This project not only improved the fitness and quality of life of these residents, but also their social connections and emotional wellbeing. Ms Nield noted that many of the participants were heading out for coffee following the sessions, and the whole community will indirectly benefit from a more connected and engaged senior demographic.
A Strengthening Rural Communities (SRC) grant from FRRR, funded with the support of the John T Reid Charitable Trusts, helped enhance the availability of fresh fruit, as well as create more inviting, welcoming and cool streets in the remote Indigenous communities of Peppimenarti and Nganmarriyanga in the Northern Territory.
Home to the Rakpeppimenarti people, the region is inaccessible for five months every year due to annual flooding, and faces extremely high infrastructure costs due to geographic scale and terrain. It was independently measured to be the most disadvantaged in the Northern Territory, and the second most disadvantaged in Australia.
The West Daly Regional Council provides basic housing maintenance and essential municipal services to 13 homelands across 14,070 km2. While they work hard to provide high quality services to support the community, operating in a remote service delivery environment with limited financial resources is a challenge. However, they’ve identified that working with partners to improve service delivery and the quality of life for people in the West Daly region presents great opportunities.

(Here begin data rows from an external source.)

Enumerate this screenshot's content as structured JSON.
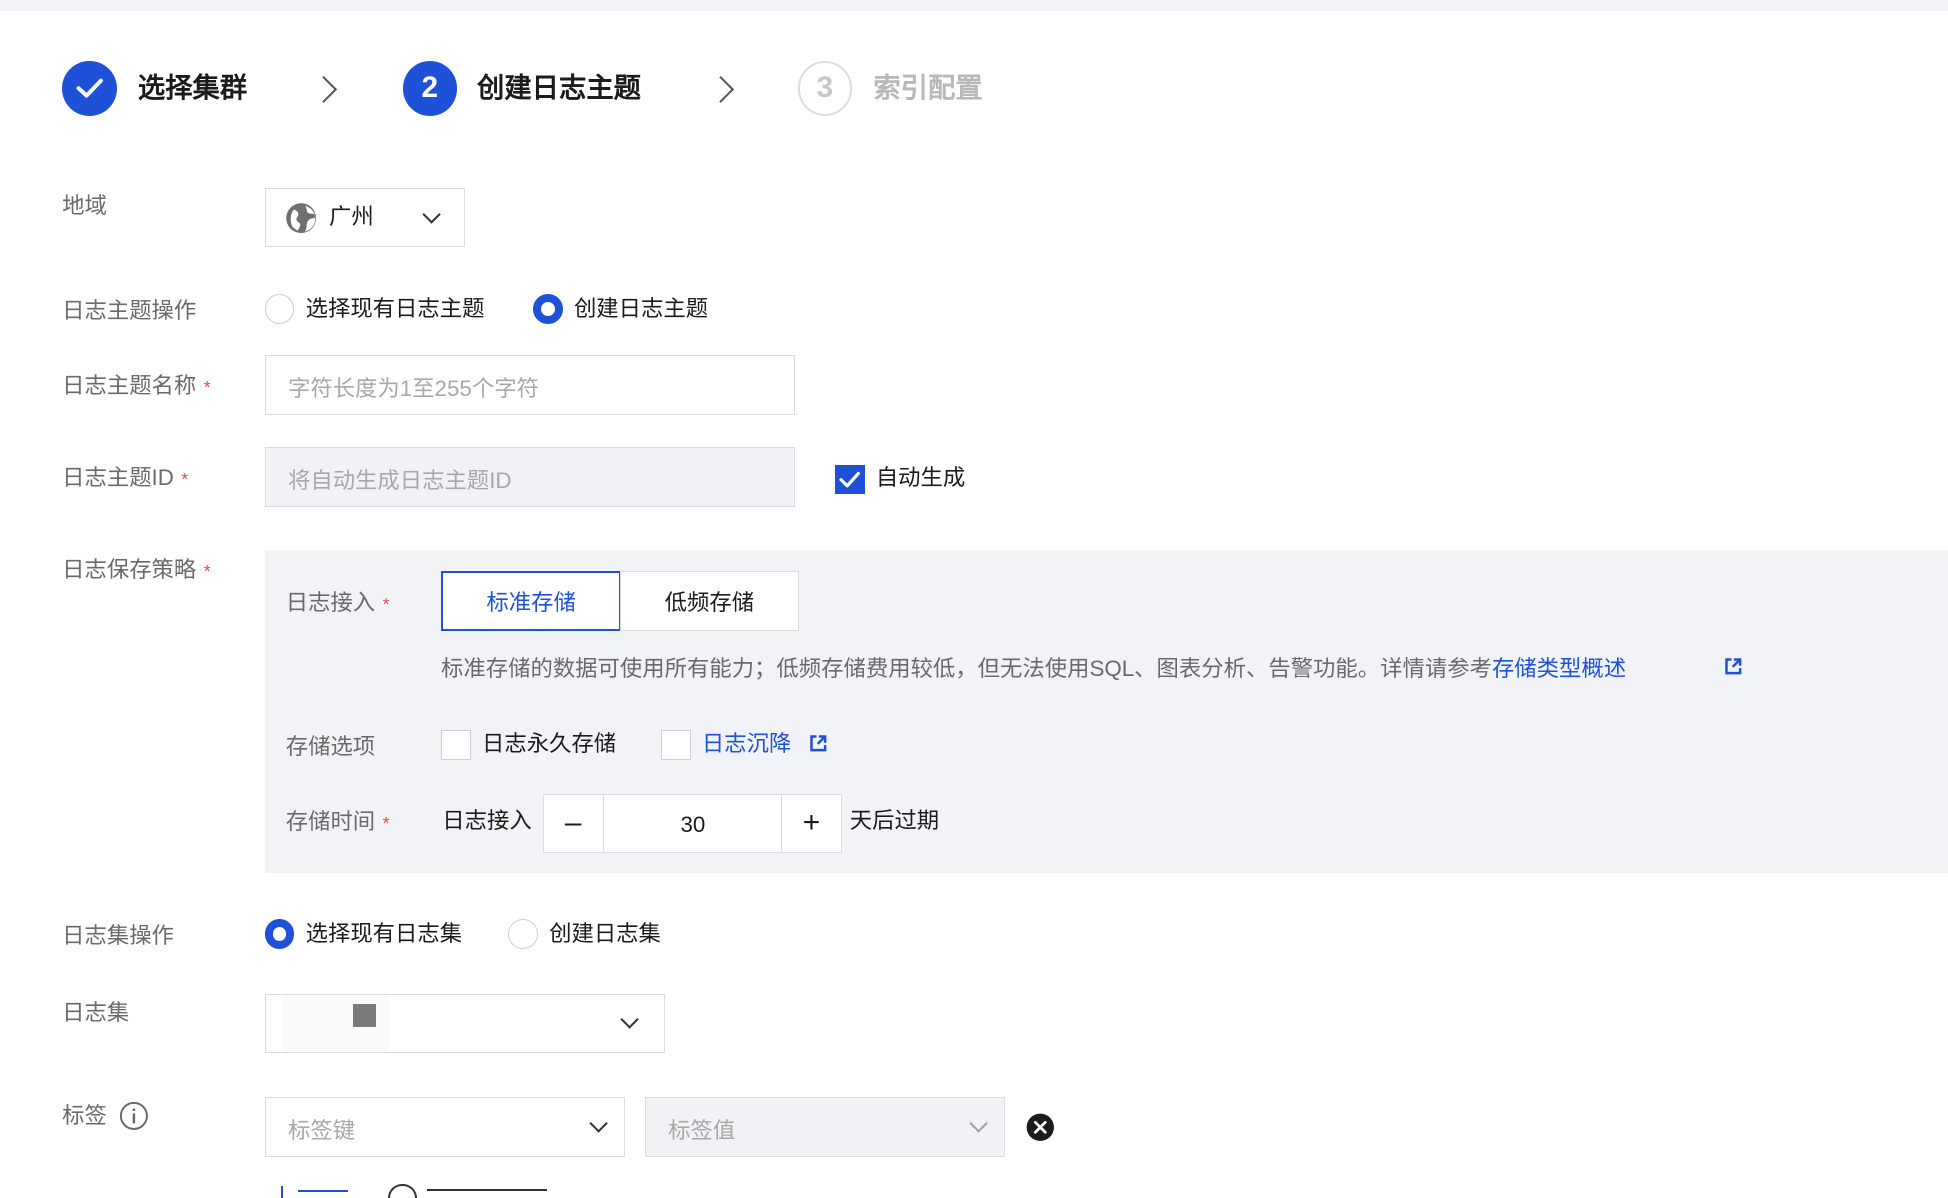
{
  "steps": [
    {
      "label": "选择集群",
      "state": "done"
    },
    {
      "number": "2",
      "label": "创建日志主题",
      "state": "active"
    },
    {
      "number": "3",
      "label": "索引配置",
      "state": "todo"
    }
  ],
  "region": {
    "label": "地域",
    "value": "广州",
    "icon": "globe-icon"
  },
  "topic_op": {
    "label": "日志主题操作",
    "options": [
      {
        "label": "选择现有日志主题",
        "selected": false
      },
      {
        "label": "创建日志主题",
        "selected": true
      }
    ]
  },
  "topic_name": {
    "label": "日志主题名称",
    "placeholder": "字符长度为1至255个字符"
  },
  "topic_id": {
    "label": "日志主题ID",
    "placeholder": "将自动生成日志主题ID",
    "auto_label": "自动生成",
    "auto_checked": true
  },
  "policy": {
    "label": "日志保存策略",
    "ingest_label": "日志接入",
    "tabs": [
      {
        "label": "标准存储",
        "selected": true
      },
      {
        "label": "低频存储",
        "selected": false
      }
    ],
    "hint_text": "标准存储的数据可使用所有能力；低频存储费用较低，但无法使用SQL、图表分析、告警功能。详情请参考",
    "hint_link": "存储类型概述",
    "options_label": "存储选项",
    "permanent_label": "日志永久存储",
    "sink_label": "日志沉降",
    "time_label": "存储时间",
    "time_prefix": "日志接入",
    "days": "30",
    "time_suffix": "天后过期",
    "minus": "–",
    "plus": "+"
  },
  "logset_op": {
    "label": "日志集操作",
    "options": [
      {
        "label": "选择现有日志集",
        "selected": true
      },
      {
        "label": "创建日志集",
        "selected": false
      }
    ]
  },
  "logset": {
    "label": "日志集"
  },
  "tags": {
    "label": "标签",
    "key_placeholder": "标签键",
    "value_placeholder": "标签值"
  },
  "colors": {
    "primary": "#1f50d8",
    "required": "#e54545"
  }
}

In such extremely remote communities, food security is paramount – many of the homeland communities do not even have a shop and must travel vast distances for basic supplies. Fruit trees are a great resource in any community, as they contribute to support lifelong learning and education from Elders to young children, and promote individual and community health benefits in the form of delicious natural fruits straight from the tree, while enhancing and expanding the communities’ natural food resources.
They developed a project designed to engage community members in growing food and also create shady areas on the two homelands. In total, around 160 fruit trees and 45 shade trees were planted in designated public spaces near parks, ovals, and the local schools. The fruit trees selected included: lilly pillies, medlars, mulberries, custard apples, jaboticas, guavas, mangos and soursops. Shade trees included: native hibiscus, red coondoo, bloodwood and gum trees.

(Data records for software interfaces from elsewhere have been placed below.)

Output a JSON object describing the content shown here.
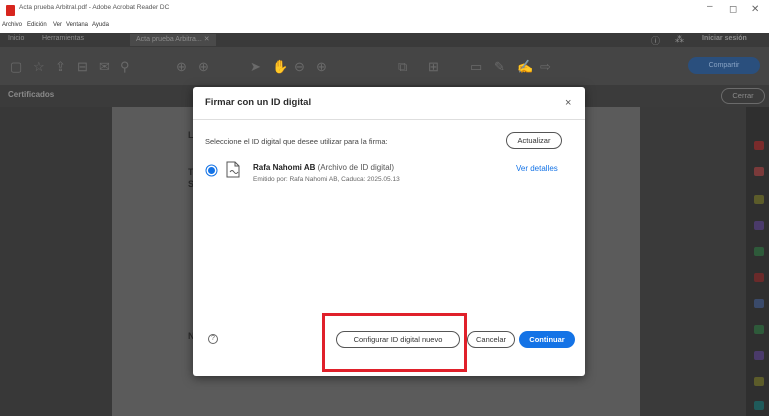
{
  "window": {
    "title": "Acta prueba Arbitral.pdf - Adobe Acrobat Reader DC",
    "minimize": "–",
    "maximize": "◻",
    "close": "✕"
  },
  "menubar": {
    "items": [
      "Archivo",
      "Edición",
      "Ver",
      "Ventana",
      "Ayuda"
    ]
  },
  "tabs": {
    "home": "Inicio",
    "tools": "Herramientas",
    "document": "Acta prueba Arbitra... ✕",
    "signin": "Iniciar sesión"
  },
  "toolbar": {
    "share": "Compartir"
  },
  "certificates": {
    "title": "Certificados",
    "close": "Cerrar"
  },
  "dialog": {
    "title": "Firmar con un ID digital",
    "close": "×",
    "prompt": "Seleccione el ID digital que desee utilizar para la firma:",
    "refresh": "Actualizar",
    "id_name": "Rafa Nahomi AB",
    "id_type": "(Archivo de ID digital)",
    "id_issuer": "Emitido por: Rafa Nahomi AB, Caduca: 2025.05.13",
    "details": "Ver detalles",
    "help": "?",
    "configure": "Configurar ID digital nuevo",
    "cancel": "Cancelar",
    "continue": "Continuar"
  },
  "colors": {
    "accent": "#1473e6",
    "highlight": "#e0202a"
  }
}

The Council used their $4,946 SRC grant to cover the costs of fruit trees and propagation powder, as well as contribute to freight – which accounted for more than 40% of the total cost of the project.
In Peppimenarti, the tree planting was done in collaboration with Peppimenarti School. About 50 trees were planted around the community with the assistance of Council Staff, CDP, Rangers, community students and teachers, totalling approximately 50 participants. A community barbeque was held after the tree planting to thank the participants for their support on this meaningful community project.
The Nganmarriyanga tree planting day was held in late December and was also a great success, with approximately 50 local men, women and children attending the activity. Trees were also provided to the residents of surrounding homelands such as Merrepen, Nemarluk, Nama and Wudapuli.
The Council provided significant in-kind support via staff labour and travel costs, and also purchased hormone rooting powder, so that cuttings can be taken which will allow further plantings. They have also assumed responsibility for ongoing plant maintenance to ensure the sustainability of the project.
Through this project, community members will gain access to healthy food grown locally, experience increased food security, and improved local plant knowledge. Further, the engagement will bring a positive impact to community spirit and local shade amenity.
“West Daly Regional Council would like to acknowledge the significant contribution of Foundation for Rural and Regional Renewal and its Donor Partner – John T Reid Charitable Trusts for the grant funding for our tree planting in Nganmarriyanga and Peppimenarti; a meaningful project that highly benefits our Indigenous Australians in our remote communities.”Kristine Matienzo, Grants Manager, West Daly Regional Council